I am also pondering what would have happened if Greek (Athens) had not been the language of the Early Church. Since the Jews (Jerusalem) rejected Christ and the early Church did not continue in Hebrew, we will never know. However we still have the Old Testament which was decidedly Hebrew, the Septuagint Greek’s translation notwithstanding. I have read a little about how Hebrew storytelling is metaphorical and pictoral. Being mostly a concrete thinker I identify with Christ as Shepherd, the Lamb of God, the Rock of Ages.
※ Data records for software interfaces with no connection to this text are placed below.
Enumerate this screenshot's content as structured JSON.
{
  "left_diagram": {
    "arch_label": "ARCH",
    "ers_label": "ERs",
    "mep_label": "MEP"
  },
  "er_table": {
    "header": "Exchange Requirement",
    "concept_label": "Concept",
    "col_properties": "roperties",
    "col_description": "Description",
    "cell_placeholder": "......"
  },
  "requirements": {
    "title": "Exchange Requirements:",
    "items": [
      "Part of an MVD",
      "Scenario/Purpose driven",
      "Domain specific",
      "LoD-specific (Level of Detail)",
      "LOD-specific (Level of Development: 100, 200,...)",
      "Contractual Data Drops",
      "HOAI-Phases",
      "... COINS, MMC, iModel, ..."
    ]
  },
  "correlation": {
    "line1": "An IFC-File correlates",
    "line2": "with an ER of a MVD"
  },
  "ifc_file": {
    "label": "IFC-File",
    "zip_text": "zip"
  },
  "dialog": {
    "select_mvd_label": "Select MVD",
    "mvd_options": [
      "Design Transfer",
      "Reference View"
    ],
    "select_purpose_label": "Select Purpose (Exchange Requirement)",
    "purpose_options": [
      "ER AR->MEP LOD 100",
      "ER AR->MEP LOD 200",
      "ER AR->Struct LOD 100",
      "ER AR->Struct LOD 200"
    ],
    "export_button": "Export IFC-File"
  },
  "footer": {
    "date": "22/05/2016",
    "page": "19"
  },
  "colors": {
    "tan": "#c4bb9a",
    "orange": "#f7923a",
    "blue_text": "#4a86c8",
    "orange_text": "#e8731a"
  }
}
I also believe that there are enough references to the Old Testament in the services and Church Fathers to keep that imagery and method alive (maybe a friendship between this method and the idea of forms and analogeia entis can be made, which I may explore later). The Church Fathers, starting with St. Paul on Mars Hill, apparently did not inact a dialectical antagonism between the two in practice, at least not to the point of cleansing the language references of either one, Tertullian’s and Justin Martyr’s differences of opinion notwithstanding.